The agreement between Trump and Democratic leadership was met with concern from conservatives on Capitol Hill over how the government would pay for the infrastructure plan, with many Republicans voicing resistance to raising taxes to secure the funds.

“You would have to have a gas tax to do it, and we’re not for a gas tax,” Rep. Mark MeadowsMark Randall MeadowsMeadows, Cotton introduce bill to prevent district judges from blocking federal policy changes The Hill's Morning Report - Trump ousts Bolton; GOP exhales after win in NC Meadows to be replaced by Biggs as Freedom Caucus leader MORE (R-N.C.) told The Hill on Thursday. “I mean, $1 trillion you could maybe do; $2 trillion, there is no way to get the money other than raising taxes and there is not an appetite for an increase in taxes by Republicans in the House or the Senate.” 

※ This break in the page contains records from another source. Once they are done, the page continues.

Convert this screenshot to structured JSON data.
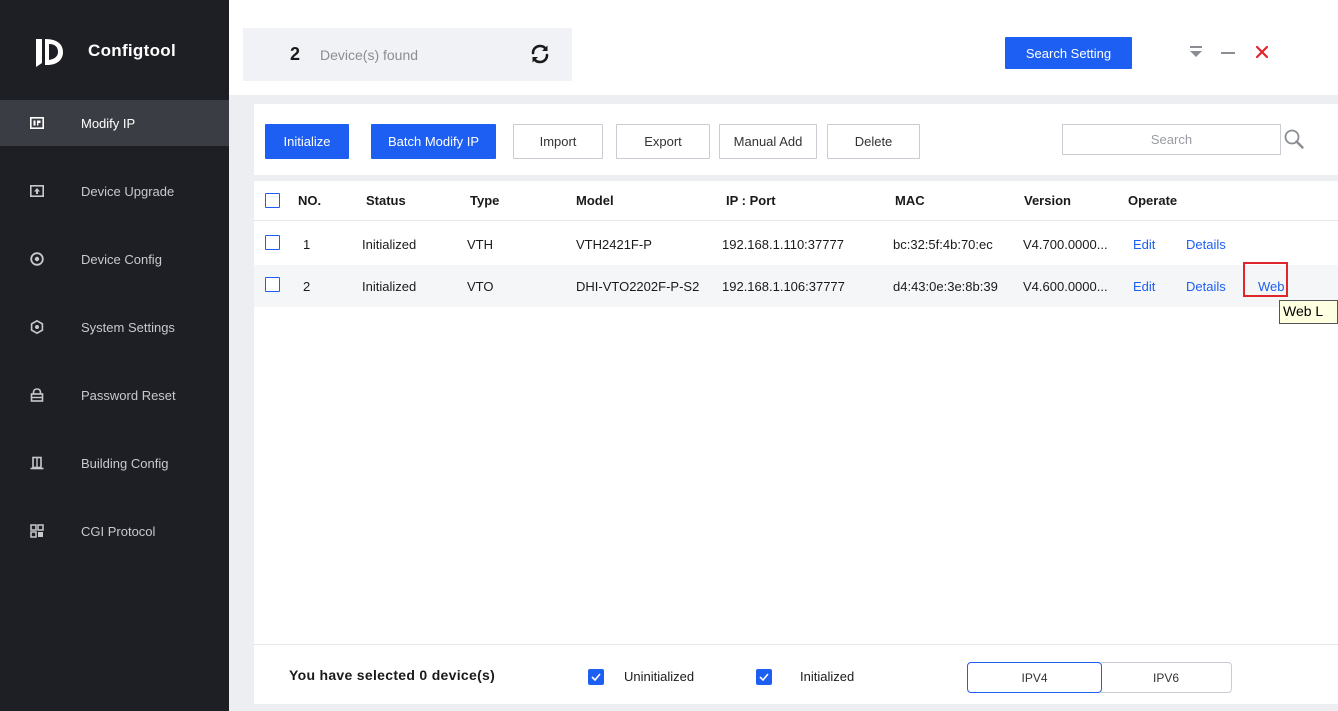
{
  "app": {
    "name": "Configtool"
  },
  "sidebar": {
    "items": [
      {
        "label": "Modify IP",
        "icon": "ip-icon",
        "active": true
      },
      {
        "label": "Device Upgrade",
        "icon": "upgrade-icon",
        "active": false
      },
      {
        "label": "Device Config",
        "icon": "config-icon",
        "active": false
      },
      {
        "label": "System Settings",
        "icon": "settings-icon",
        "active": false
      },
      {
        "label": "Password Reset",
        "icon": "lock-icon",
        "active": false
      },
      {
        "label": "Building Config",
        "icon": "building-icon",
        "active": false
      },
      {
        "label": "CGI Protocol",
        "icon": "protocol-icon",
        "active": false
      }
    ]
  },
  "header": {
    "device_count": "2",
    "device_count_label": "Device(s) found",
    "search_setting_label": "Search Setting"
  },
  "toolbar": {
    "initialize_label": "Initialize",
    "batch_modify_label": "Batch Modify IP",
    "import_label": "Import",
    "export_label": "Export",
    "manual_add_label": "Manual Add",
    "delete_label": "Delete",
    "search_placeholder": "Search"
  },
  "table": {
    "columns": [
      "NO.",
      "Status",
      "Type",
      "Model",
      "IP : Port",
      "MAC",
      "Version",
      "Operate"
    ],
    "rows": [
      {
        "no": "1",
        "status": "Initialized",
        "type": "VTH",
        "model": "VTH2421F-P",
        "ip_port": "192.168.1.110:37777",
        "mac": "bc:32:5f:4b:70:ec",
        "version": "V4.700.0000...",
        "edit": "Edit",
        "details": "Details",
        "web": ""
      },
      {
        "no": "2",
        "status": "Initialized",
        "type": "VTO",
        "model": "DHI-VTO2202F-P-S2",
        "ip_port": "192.168.1.106:37777",
        "mac": "d4:43:0e:3e:8b:39",
        "version": "V4.600.0000...",
        "edit": "Edit",
        "details": "Details",
        "web": "Web"
      }
    ]
  },
  "tooltip": {
    "text": "Web L"
  },
  "footer": {
    "selected_text": "You have selected 0  device(s)",
    "uninitialized_label": "Uninitialized",
    "initialized_label": "Initialized",
    "ipv4_label": "IPV4",
    "ipv6_label": "IPV6"
  },
  "colors": {
    "accent": "#1d5ff2",
    "sidebar_bg": "#1e1f24",
    "highlight": "#e0252b"
  }
}
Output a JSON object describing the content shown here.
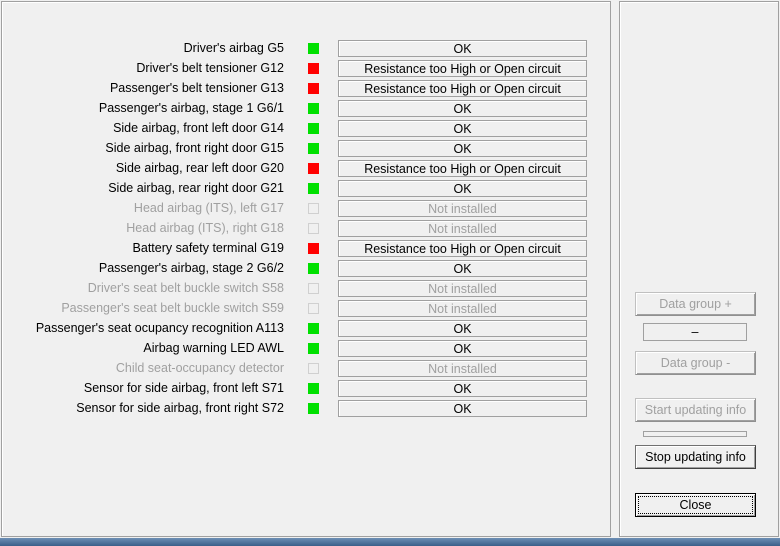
{
  "colors": {
    "ok": "#00e000",
    "error": "#ff0000",
    "not_installed": "#f0f0f0"
  },
  "rows": [
    {
      "label": "Driver's airbag G5",
      "status": "ok",
      "value": "OK"
    },
    {
      "label": "Driver's belt tensioner G12",
      "status": "error",
      "value": "Resistance too High or Open circuit"
    },
    {
      "label": "Passenger's belt tensioner G13",
      "status": "error",
      "value": "Resistance too High or Open circuit"
    },
    {
      "label": "Passenger's airbag, stage 1 G6/1",
      "status": "ok",
      "value": "OK"
    },
    {
      "label": "Side airbag, front left door G14",
      "status": "ok",
      "value": "OK"
    },
    {
      "label": "Side airbag, front right door G15",
      "status": "ok",
      "value": "OK"
    },
    {
      "label": "Side airbag, rear left door G20",
      "status": "error",
      "value": "Resistance too High or Open circuit"
    },
    {
      "label": "Side airbag, rear right door G21",
      "status": "ok",
      "value": "OK"
    },
    {
      "label": "Head airbag (ITS), left G17",
      "status": "not_installed",
      "value": "Not installed"
    },
    {
      "label": "Head airbag (ITS), right G18",
      "status": "not_installed",
      "value": "Not installed"
    },
    {
      "label": "Battery safety terminal G19",
      "status": "error",
      "value": "Resistance too High or Open circuit"
    },
    {
      "label": "Passenger's airbag, stage 2 G6/2",
      "status": "ok",
      "value": "OK"
    },
    {
      "label": "Driver's seat belt buckle switch S58",
      "status": "not_installed",
      "value": "Not installed"
    },
    {
      "label": "Passenger's seat belt buckle switch S59",
      "status": "not_installed",
      "value": "Not installed"
    },
    {
      "label": "Passenger's seat ocupancy recognition A113",
      "status": "ok",
      "value": "OK"
    },
    {
      "label": "Airbag warning LED AWL",
      "status": "ok",
      "value": "OK"
    },
    {
      "label": "Child seat-occupancy detector",
      "status": "not_installed",
      "value": "Not installed"
    },
    {
      "label": "Sensor for side airbag, front left S71",
      "status": "ok",
      "value": "OK"
    },
    {
      "label": "Sensor for side airbag, front right S72",
      "status": "ok",
      "value": "OK"
    }
  ],
  "controls": {
    "data_group_plus": "Data group +",
    "data_group_value": "–",
    "data_group_minus": "Data group -",
    "start_updating": "Start updating info",
    "stop_updating": "Stop updating info",
    "close": "Close"
  }
}
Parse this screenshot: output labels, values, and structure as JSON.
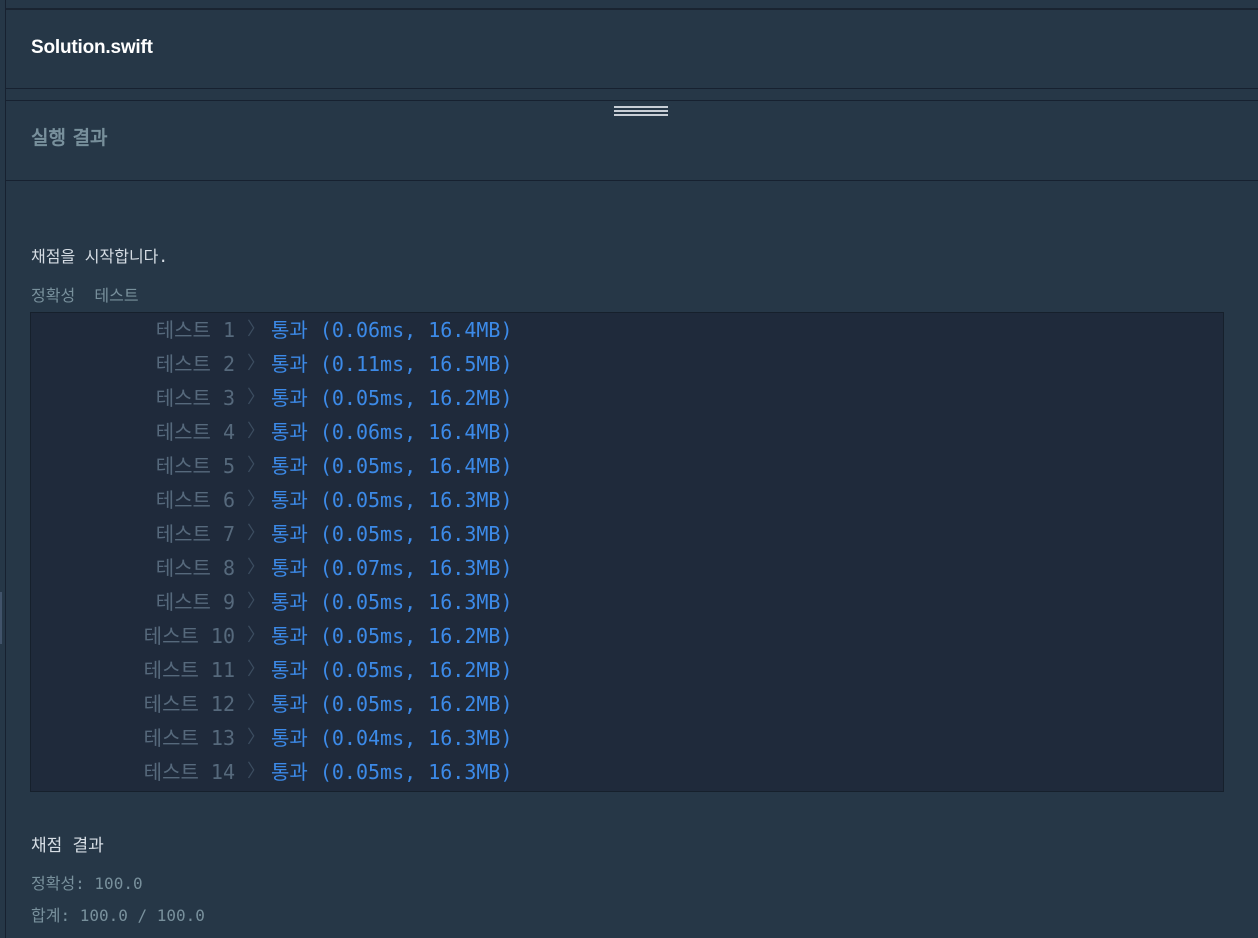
{
  "editor": {
    "filename": "Solution.swift"
  },
  "results": {
    "title": "실행 결과",
    "start_message": "채점을 시작합니다.",
    "category": "정확성  테스트",
    "tests": [
      {
        "label": "테스트 1",
        "result": "통과 (0.06ms, 16.4MB)"
      },
      {
        "label": "테스트 2",
        "result": "통과 (0.11ms, 16.5MB)"
      },
      {
        "label": "테스트 3",
        "result": "통과 (0.05ms, 16.2MB)"
      },
      {
        "label": "테스트 4",
        "result": "통과 (0.06ms, 16.4MB)"
      },
      {
        "label": "테스트 5",
        "result": "통과 (0.05ms, 16.4MB)"
      },
      {
        "label": "테스트 6",
        "result": "통과 (0.05ms, 16.3MB)"
      },
      {
        "label": "테스트 7",
        "result": "통과 (0.05ms, 16.3MB)"
      },
      {
        "label": "테스트 8",
        "result": "통과 (0.07ms, 16.3MB)"
      },
      {
        "label": "테스트 9",
        "result": "통과 (0.05ms, 16.3MB)"
      },
      {
        "label": "테스트 10",
        "result": "통과 (0.05ms, 16.2MB)"
      },
      {
        "label": "테스트 11",
        "result": "통과 (0.05ms, 16.2MB)"
      },
      {
        "label": "테스트 12",
        "result": "통과 (0.05ms, 16.2MB)"
      },
      {
        "label": "테스트 13",
        "result": "통과 (0.04ms, 16.3MB)"
      },
      {
        "label": "테스트 14",
        "result": "통과 (0.05ms, 16.3MB)"
      }
    ],
    "grade_title": "채점 결과",
    "accuracy": "정확성: 100.0",
    "total": "합계: 100.0 / 100.0"
  },
  "colors": {
    "background": "#263747",
    "console_box": "#1f2a3b",
    "pass_text": "#3c8ae8",
    "muted_text": "#78909c"
  }
}
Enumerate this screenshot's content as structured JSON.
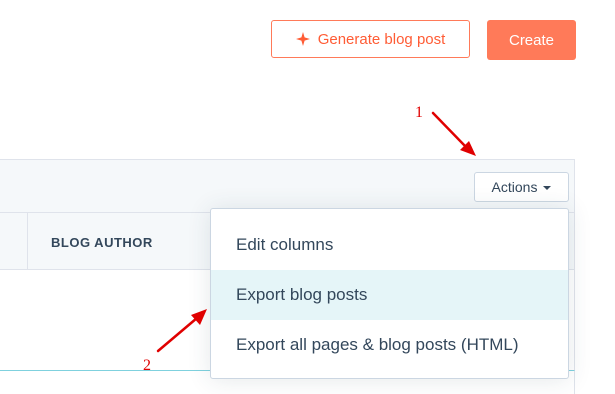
{
  "header": {
    "generate_label": "Generate blog post",
    "create_label": "Create"
  },
  "toolbar": {
    "actions_label": "Actions"
  },
  "table": {
    "columns": [
      "BLOG AUTHOR"
    ]
  },
  "actions_menu": {
    "items": [
      {
        "label": "Edit columns",
        "highlighted": false
      },
      {
        "label": "Export blog posts",
        "highlighted": true
      },
      {
        "label": "Export all pages & blog posts (HTML)",
        "highlighted": false
      }
    ]
  },
  "annotations": {
    "label_1": "1",
    "label_2": "2"
  },
  "colors": {
    "accent": "#ff7a59",
    "annotation": "#e00000",
    "hover": "#e5f5f8"
  }
}
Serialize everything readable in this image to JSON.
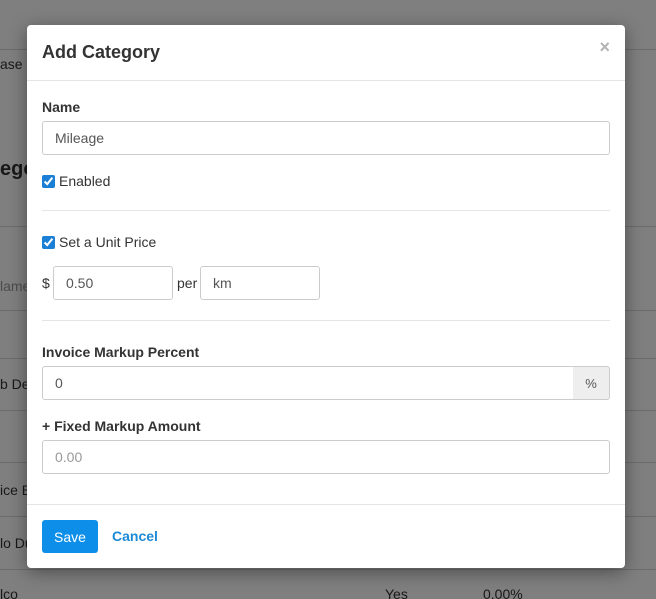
{
  "background": {
    "fragments": [
      "ase g",
      "ego",
      "lame",
      "b De",
      "ice B",
      "lo Du",
      "lco"
    ],
    "table_values": [
      "Yes",
      "0.00%"
    ]
  },
  "modal": {
    "title": "Add Category",
    "close_glyph": "×",
    "name": {
      "label": "Name",
      "value": "Mileage"
    },
    "enabled": {
      "label": "Enabled",
      "checked": true
    },
    "unit_price": {
      "label": "Set a Unit Price",
      "checked": true,
      "currency_symbol": "$",
      "price_value": "0.50",
      "per_text": "per",
      "unit_value": "km"
    },
    "markup_percent": {
      "label": "Invoice Markup Percent",
      "value": "0",
      "addon": "%"
    },
    "fixed_markup": {
      "label": "+ Fixed Markup Amount",
      "value": "",
      "placeholder": "0.00"
    },
    "footer": {
      "save_label": "Save",
      "cancel_label": "Cancel"
    }
  }
}
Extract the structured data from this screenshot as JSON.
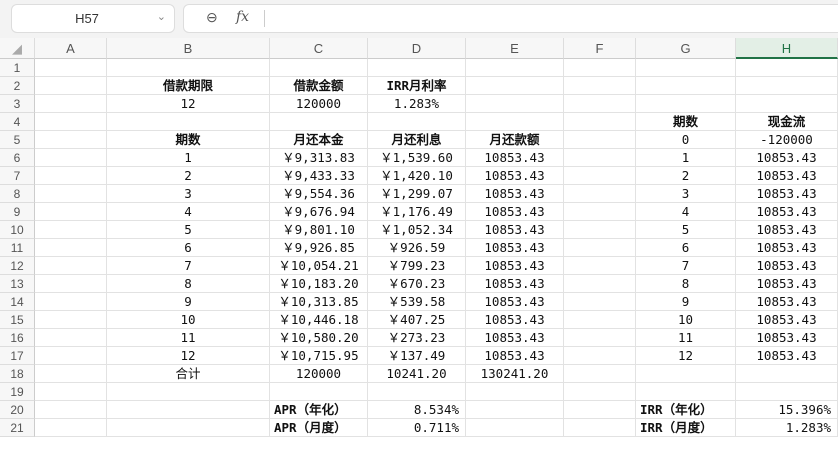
{
  "name_box": "H57",
  "formula": "",
  "columns": [
    "A",
    "B",
    "C",
    "D",
    "E",
    "F",
    "G",
    "H"
  ],
  "selected_column": "H",
  "rows": [
    {
      "n": "1",
      "cells": {}
    },
    {
      "n": "2",
      "cells": {
        "B": "借款期限",
        "C": "借款金额",
        "D": "IRR月利率"
      }
    },
    {
      "n": "3",
      "cells": {
        "B": "12",
        "C": "120000",
        "D": "1.283%"
      }
    },
    {
      "n": "4",
      "cells": {
        "G": "期数",
        "H": "现金流"
      }
    },
    {
      "n": "5",
      "cells": {
        "B": "期数",
        "C": "月还本金",
        "D": "月还利息",
        "E": "月还款额",
        "G": "0",
        "H": "-120000"
      }
    },
    {
      "n": "6",
      "cells": {
        "B": "1",
        "C": "￥9,313.83",
        "D": "￥1,539.60",
        "E": "10853.43",
        "G": "1",
        "H": "10853.43"
      }
    },
    {
      "n": "7",
      "cells": {
        "B": "2",
        "C": "￥9,433.33",
        "D": "￥1,420.10",
        "E": "10853.43",
        "G": "2",
        "H": "10853.43"
      }
    },
    {
      "n": "8",
      "cells": {
        "B": "3",
        "C": "￥9,554.36",
        "D": "￥1,299.07",
        "E": "10853.43",
        "G": "3",
        "H": "10853.43"
      }
    },
    {
      "n": "9",
      "cells": {
        "B": "4",
        "C": "￥9,676.94",
        "D": "￥1,176.49",
        "E": "10853.43",
        "G": "4",
        "H": "10853.43"
      }
    },
    {
      "n": "10",
      "cells": {
        "B": "5",
        "C": "￥9,801.10",
        "D": "￥1,052.34",
        "E": "10853.43",
        "G": "5",
        "H": "10853.43"
      }
    },
    {
      "n": "11",
      "cells": {
        "B": "6",
        "C": "￥9,926.85",
        "D": "￥926.59",
        "E": "10853.43",
        "G": "6",
        "H": "10853.43"
      }
    },
    {
      "n": "12",
      "cells": {
        "B": "7",
        "C": "￥10,054.21",
        "D": "￥799.23",
        "E": "10853.43",
        "G": "7",
        "H": "10853.43"
      }
    },
    {
      "n": "13",
      "cells": {
        "B": "8",
        "C": "￥10,183.20",
        "D": "￥670.23",
        "E": "10853.43",
        "G": "8",
        "H": "10853.43"
      }
    },
    {
      "n": "14",
      "cells": {
        "B": "9",
        "C": "￥10,313.85",
        "D": "￥539.58",
        "E": "10853.43",
        "G": "9",
        "H": "10853.43"
      }
    },
    {
      "n": "15",
      "cells": {
        "B": "10",
        "C": "￥10,446.18",
        "D": "￥407.25",
        "E": "10853.43",
        "G": "10",
        "H": "10853.43"
      }
    },
    {
      "n": "16",
      "cells": {
        "B": "11",
        "C": "￥10,580.20",
        "D": "￥273.23",
        "E": "10853.43",
        "G": "11",
        "H": "10853.43"
      }
    },
    {
      "n": "17",
      "cells": {
        "B": "12",
        "C": "￥10,715.95",
        "D": "￥137.49",
        "E": "10853.43",
        "G": "12",
        "H": "10853.43"
      }
    },
    {
      "n": "18",
      "cells": {
        "B": "合计",
        "C": "120000",
        "D": "10241.20",
        "E": "130241.20"
      }
    },
    {
      "n": "19",
      "cells": {}
    },
    {
      "n": "20",
      "cells": {
        "C": "APR（年化）",
        "D": "8.534%",
        "G": "IRR（年化）",
        "H": "15.396%"
      }
    },
    {
      "n": "21",
      "cells": {
        "C": "APR（月度）",
        "D": "0.711%",
        "G": "IRR（月度）",
        "H": "1.283%"
      }
    }
  ]
}
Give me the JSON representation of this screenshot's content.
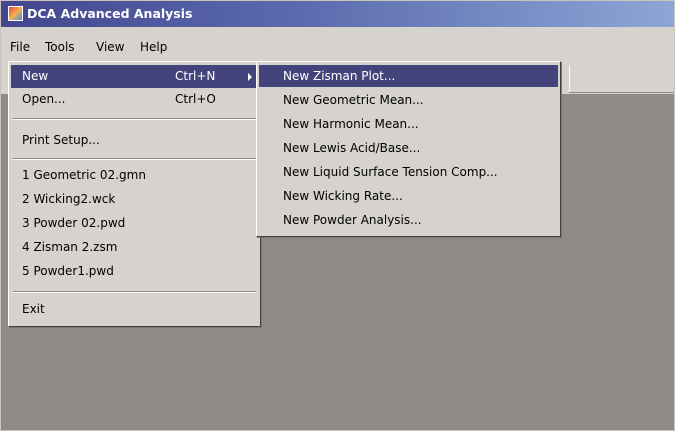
{
  "window": {
    "title": "DCA Advanced Analysis"
  },
  "menubar": {
    "items": [
      "File",
      "Tools",
      "View",
      "Help"
    ]
  },
  "file_menu": {
    "items": [
      {
        "label": "New",
        "shortcut": "Ctrl+N"
      },
      {
        "label": "Open...",
        "shortcut": "Ctrl+O"
      },
      {
        "label": "Print Setup..."
      },
      {
        "label": "1 Geometric 02.gmn"
      },
      {
        "label": "2 Wicking2.wck"
      },
      {
        "label": "3 Powder 02.pwd"
      },
      {
        "label": "4 Zisman 2.zsm"
      },
      {
        "label": "5 Powder1.pwd"
      },
      {
        "label": "Exit"
      }
    ]
  },
  "new_menu": {
    "items": [
      "New Zisman Plot...",
      "New Geometric Mean...",
      "New Harmonic Mean...",
      "New Lewis Acid/Base...",
      "New Liquid Surface Tension Comp...",
      "New Wicking Rate...",
      "New Powder Analysis..."
    ]
  },
  "colors": {
    "highlight": "#44447c",
    "workspace": "#8e8a86",
    "face": "#d6d3ce"
  },
  "icons": {
    "app": "app-icon",
    "submenu": "submenu-arrow-icon"
  }
}
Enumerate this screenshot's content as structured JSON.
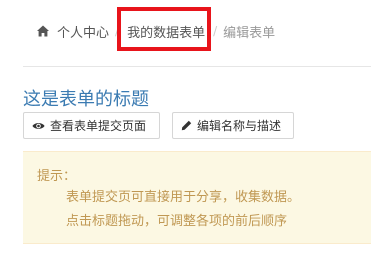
{
  "breadcrumb": {
    "home": "个人中心",
    "my_forms": "我的数据表单",
    "current": "编辑表单"
  },
  "form": {
    "title": "这是表单的标题"
  },
  "actions": {
    "view_submit_page": "查看表单提交页面",
    "edit_name_desc": "编辑名称与描述"
  },
  "tip": {
    "label": "提示：",
    "line1": "表单提交页可直接用于分享，收集数据。",
    "line2": "点击标题拖动，可调整各项的前后顺序"
  },
  "colors": {
    "highlight": "#e8141b",
    "title": "#3b7bb2",
    "tip_text": "#c09853",
    "tip_bg": "#fcf8e3"
  }
}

“No, I wouldn’t raise taxes,” said Sen. Steve DainesSteven (Steve) David DainesConservatives offer stark warning to Trump, GOP on background checks The 23 Republicans who opposed Trump-backed budget deal 5 takeaways from combative Democratic debate MORE (R-Mont.). “That’s going to be the heaviest lift of all of this, is figuring out a way here from a fiscal viewpoint making this affordable on our current balance sheet.”

Republicans, who are seeking a major legislative win ahead of the 2020 election, have floated various plans to pay for an infrastructure plan.

House Minority Leader Kevin McCarthyKevin Owen McCarthyTrump touts Washington Post story on GOP support Pence extends olive branch to Cummings after Trump's Baltimore attacks Marijuana industry donations to lawmakers surge in 2019: analysis MORE (R-Calif.) suggested selling government lands, while Sen. Rand PaulRandal (Rand) Howard PaulRand Paul: Almost every mass shooter 'is sending off signals' Liz Cheney says world is more stable, 'safer' under Trump Sunday shows preview: Democratic candidates make the rounds after debate MORE (R-Ky.) said the administration could pay for infrastructure by withdrawing troops from Afghanistan and other combat zones.